An ellipsis is a type of punctuation mark. In writing, it is a row of three points (...). It is just three points; it is never acceptable to use two or four, even if one intends a shorter or longer pause. Its name comes from the ancient Greek word ἔλλειψις (omission/falling short). Notice that the three dots are not spaced as full points: they are a separate special typographic sign.

Depending on context and place in a sentence, ellipses can indicate an unfinished thought, a leading statement, a slight pause, a mysterious or echoing voice, or a nervous or awkward silence. An ellipsis can be used to trail off into silence—for example: But I thought he was...

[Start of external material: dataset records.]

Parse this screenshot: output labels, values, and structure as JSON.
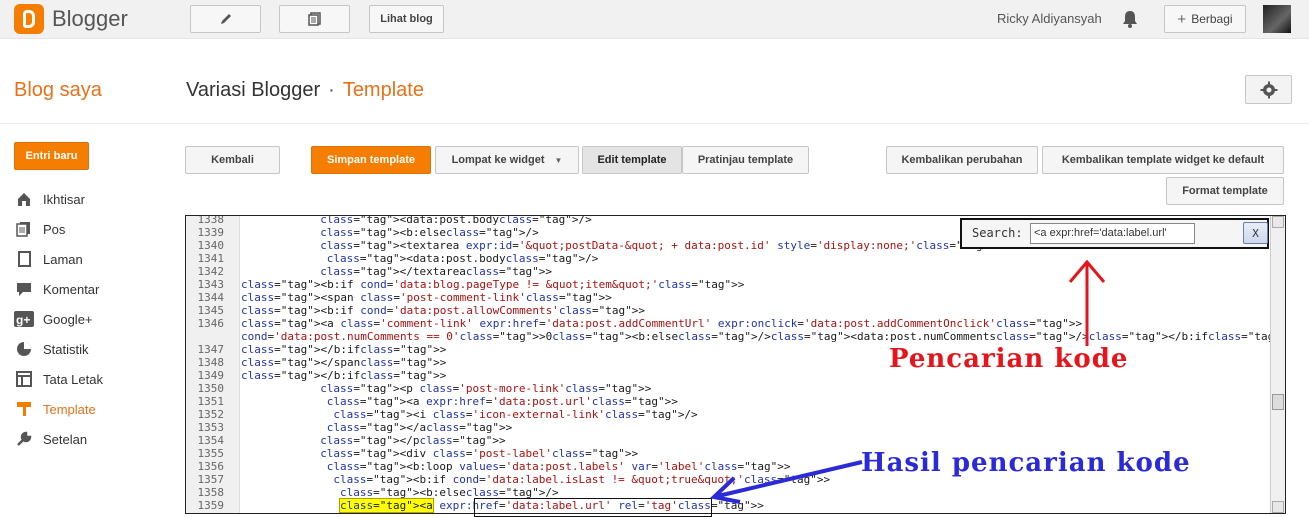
{
  "topbar": {
    "brand": "Blogger",
    "view_blog": "Lihat blog",
    "user_name": "Ricky Aldiyansyah",
    "share_label": "Berbagi"
  },
  "header": {
    "blog_list": "Blog saya",
    "blog_name": "Variasi Blogger",
    "separator": "·",
    "page": "Template"
  },
  "sidebar": {
    "new_post": "Entri baru",
    "items": [
      {
        "label": "Ikhtisar",
        "icon": "overview-icon"
      },
      {
        "label": "Pos",
        "icon": "posts-icon"
      },
      {
        "label": "Laman",
        "icon": "pages-icon"
      },
      {
        "label": "Komentar",
        "icon": "comments-icon"
      },
      {
        "label": "Google+",
        "icon": "google-plus-icon"
      },
      {
        "label": "Statistik",
        "icon": "stats-icon"
      },
      {
        "label": "Tata Letak",
        "icon": "layout-icon"
      },
      {
        "label": "Template",
        "icon": "template-icon"
      },
      {
        "label": "Setelan",
        "icon": "settings-wrench-icon"
      }
    ]
  },
  "toolbar": {
    "back": "Kembali",
    "save": "Simpan template",
    "jump": "Lompat ke widget",
    "edit": "Edit template",
    "preview": "Pratinjau template",
    "revert": "Kembalikan perubahan",
    "revert_widgets": "Kembalikan template widget ke default",
    "format": "Format template"
  },
  "search": {
    "label": "Search:",
    "value": "<a expr:href='data:label.url'",
    "close": "X"
  },
  "annotations": {
    "search_note": "Pencarian kode",
    "result_note": "Hasil pencarian kode"
  },
  "colors": {
    "accent": "#f57d00",
    "annotation_red": "#e8141c",
    "annotation_blue": "#2a2ad8",
    "highlight": "#ffff00"
  },
  "editor": {
    "lines": [
      {
        "n": "1338",
        "indent": 24,
        "code": "<data:post.body/>"
      },
      {
        "n": "1339",
        "indent": 24,
        "code": "<b:else/>"
      },
      {
        "n": "1340",
        "indent": 24,
        "code": "<textarea expr:id='&quot;postData-&quot; + data:post.id' style='display:none;'>"
      },
      {
        "n": "1341",
        "indent": 26,
        "code": "<data:post.body/>"
      },
      {
        "n": "1342",
        "indent": 24,
        "code": "</textarea>"
      },
      {
        "n": "1343",
        "indent": 0,
        "code": "<b:if cond='data:blog.pageType != &quot;item&quot;'>"
      },
      {
        "n": "1344",
        "indent": 0,
        "code": "<span class='post-comment-link'>"
      },
      {
        "n": "1345",
        "indent": 0,
        "code": "<b:if cond='data:post.allowComments'>"
      },
      {
        "n": "1346",
        "indent": 0,
        "code": "<a class='comment-link' expr:href='data:post.addCommentUrl' expr:onclick='data:post.addCommentOnclick'>"
      },
      {
        "n": "",
        "indent": 0,
        "code": "cond='data:post.numComments == 0'>0<b:else/><data:post.numComments/></b:if></a>"
      },
      {
        "n": "1347",
        "indent": 0,
        "code": "</b:if>"
      },
      {
        "n": "1348",
        "indent": 0,
        "code": "</span>"
      },
      {
        "n": "1349",
        "indent": 0,
        "code": "</b:if>"
      },
      {
        "n": "1350",
        "indent": 24,
        "code": "<p class='post-more-link'>"
      },
      {
        "n": "1351",
        "indent": 26,
        "code": "<a expr:href='data:post.url'>"
      },
      {
        "n": "1352",
        "indent": 28,
        "code": "<i class='icon-external-link'/>"
      },
      {
        "n": "1353",
        "indent": 26,
        "code": "</a>"
      },
      {
        "n": "1354",
        "indent": 24,
        "code": "</p>"
      },
      {
        "n": "1355",
        "indent": 24,
        "code": "<div class='post-label'>"
      },
      {
        "n": "1356",
        "indent": 26,
        "code": "<b:loop values='data:post.labels' var='label'>"
      },
      {
        "n": "1357",
        "indent": 28,
        "code": "<b:if cond='data:label.isLast != &quot;true&quot;'>"
      },
      {
        "n": "1358",
        "indent": 30,
        "code": "<b:else/>"
      },
      {
        "n": "1359",
        "indent": 30,
        "code": "<a expr:href='data:label.url' rel='tag'>",
        "highlight": "<a expr:href='data:label.url'"
      }
    ]
  }
}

  • So much more could be said...

When text is quoted from a book or a newspaper, it stands for words that have been cut out to save space in a page. For example:

  • "...one day all Americans will live peacefully throughout the world...they will be at peace with all other world inhabitants..."

When speaking, it can be referred to as "dot-dot-dot".

References[change | change source]

  • Bringhurst, Robert 2002. The elements of typographic style (version 2.5), pp 82–83. Vancouver: Hartley & Marks Publishers. ISBN 0-88179-133-4
  • Morris, William 1980. The Houghton Mifflin Canadian dictionary of the English language, page 424. Markham, Ontario: Houghton Mifflin Canada. ISBN 0-395-29654-4

Other pages[change | change source]